What you should do:
Each entry is to be restated word for word, with nothing omitted.

Data about app and page elements
BEGIN

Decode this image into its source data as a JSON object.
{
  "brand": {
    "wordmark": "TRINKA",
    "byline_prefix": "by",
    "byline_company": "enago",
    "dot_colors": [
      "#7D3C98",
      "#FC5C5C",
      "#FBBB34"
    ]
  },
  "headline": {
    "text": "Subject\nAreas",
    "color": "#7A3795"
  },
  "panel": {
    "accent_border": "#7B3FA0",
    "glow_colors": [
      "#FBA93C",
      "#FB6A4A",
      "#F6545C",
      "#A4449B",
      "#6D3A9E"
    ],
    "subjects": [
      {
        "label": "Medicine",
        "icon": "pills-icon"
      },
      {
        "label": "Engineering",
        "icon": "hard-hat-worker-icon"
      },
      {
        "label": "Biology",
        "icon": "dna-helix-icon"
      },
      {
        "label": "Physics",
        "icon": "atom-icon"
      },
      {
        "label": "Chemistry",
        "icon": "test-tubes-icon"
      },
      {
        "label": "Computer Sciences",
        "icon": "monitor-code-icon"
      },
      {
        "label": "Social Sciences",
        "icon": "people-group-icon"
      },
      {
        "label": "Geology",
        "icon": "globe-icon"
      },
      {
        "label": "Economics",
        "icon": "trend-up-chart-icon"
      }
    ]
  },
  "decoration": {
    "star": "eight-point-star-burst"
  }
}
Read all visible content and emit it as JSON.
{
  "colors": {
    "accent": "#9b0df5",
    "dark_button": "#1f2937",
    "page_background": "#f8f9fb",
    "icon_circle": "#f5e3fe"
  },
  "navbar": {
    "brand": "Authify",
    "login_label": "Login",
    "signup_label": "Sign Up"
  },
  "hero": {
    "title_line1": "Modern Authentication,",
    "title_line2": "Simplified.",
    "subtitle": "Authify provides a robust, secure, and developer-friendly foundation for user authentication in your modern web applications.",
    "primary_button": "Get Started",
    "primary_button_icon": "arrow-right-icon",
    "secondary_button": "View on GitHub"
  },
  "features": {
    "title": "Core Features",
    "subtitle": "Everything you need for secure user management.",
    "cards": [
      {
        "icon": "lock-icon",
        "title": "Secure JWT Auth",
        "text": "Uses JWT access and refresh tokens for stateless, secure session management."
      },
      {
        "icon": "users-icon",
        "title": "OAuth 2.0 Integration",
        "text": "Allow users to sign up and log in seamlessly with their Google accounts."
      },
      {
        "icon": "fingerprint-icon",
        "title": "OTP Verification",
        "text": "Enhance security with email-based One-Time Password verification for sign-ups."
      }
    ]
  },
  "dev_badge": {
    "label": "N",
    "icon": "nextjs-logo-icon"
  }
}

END

Answer to the problem:
Decode this image into its source data as a JSON object.
{
  "brand": {
    "wordmark": "TRINKA",
    "byline_prefix": "by",
    "byline_company": "enago",
    "dot_colors": [
      "#7D3C98",
      "#FC5C5C",
      "#FBBB34"
    ]
  },
  "headline": {
    "text": "Subject\nAreas",
    "color": "#7A3795"
  },
  "panel": {
    "accent_border": "#7B3FA0",
    "glow_colors": [
      "#FBA93C",
      "#FB6A4A",
      "#F6545C",
      "#A4449B",
      "#6D3A9E"
    ],
    "subjects": [
      {
        "label": "Medicine",
        "icon": "pills-icon"
      },
      {
        "label": "Engineering",
        "icon": "hard-hat-worker-icon"
      },
      {
        "label": "Biology",
        "icon": "dna-helix-icon"
      },
      {
        "label": "Physics",
        "icon": "atom-icon"
      },
      {
        "label": "Chemistry",
        "icon": "test-tubes-icon"
      },
      {
        "label": "Computer Sciences",
        "icon": "monitor-code-icon"
      },
      {
        "label": "Social Sciences",
        "icon": "people-group-icon"
      },
      {
        "label": "Geology",
        "icon": "globe-icon"
      },
      {
        "label": "Economics",
        "icon": "trend-up-chart-icon"
      }
    ]
  },
  "decoration": {
    "star": "eight-point-star-burst"
  }
}
Read all visible content and emit it as JSON.
{
  "colors": {
    "accent": "#9b0df5",
    "dark_button": "#1f2937",
    "page_background": "#f8f9fb",
    "icon_circle": "#f5e3fe"
  },
  "navbar": {
    "brand": "Authify",
    "login_label": "Login",
    "signup_label": "Sign Up"
  },
  "hero": {
    "title_line1": "Modern Authentication,",
    "title_line2": "Simplified.",
    "subtitle": "Authify provides a robust, secure, and developer-friendly foundation for user authentication in your modern web applications.",
    "primary_button": "Get Started",
    "primary_button_icon": "arrow-right-icon",
    "secondary_button": "View on GitHub"
  },
  "features": {
    "title": "Core Features",
    "subtitle": "Everything you need for secure user management.",
    "cards": [
      {
        "icon": "lock-icon",
        "title": "Secure JWT Auth",
        "text": "Uses JWT access and refresh tokens for stateless, secure session management."
      },
      {
        "icon": "users-icon",
        "title": "OAuth 2.0 Integration",
        "text": "Allow users to sign up and log in seamlessly with their Google accounts."
      },
      {
        "icon": "fingerprint-icon",
        "title": "OTP Verification",
        "text": "Enhance security with email-based One-Time Password verification for sign-ups."
      }
    ]
  },
  "dev_badge": {
    "label": "N",
    "icon": "nextjs-logo-icon"
  }
}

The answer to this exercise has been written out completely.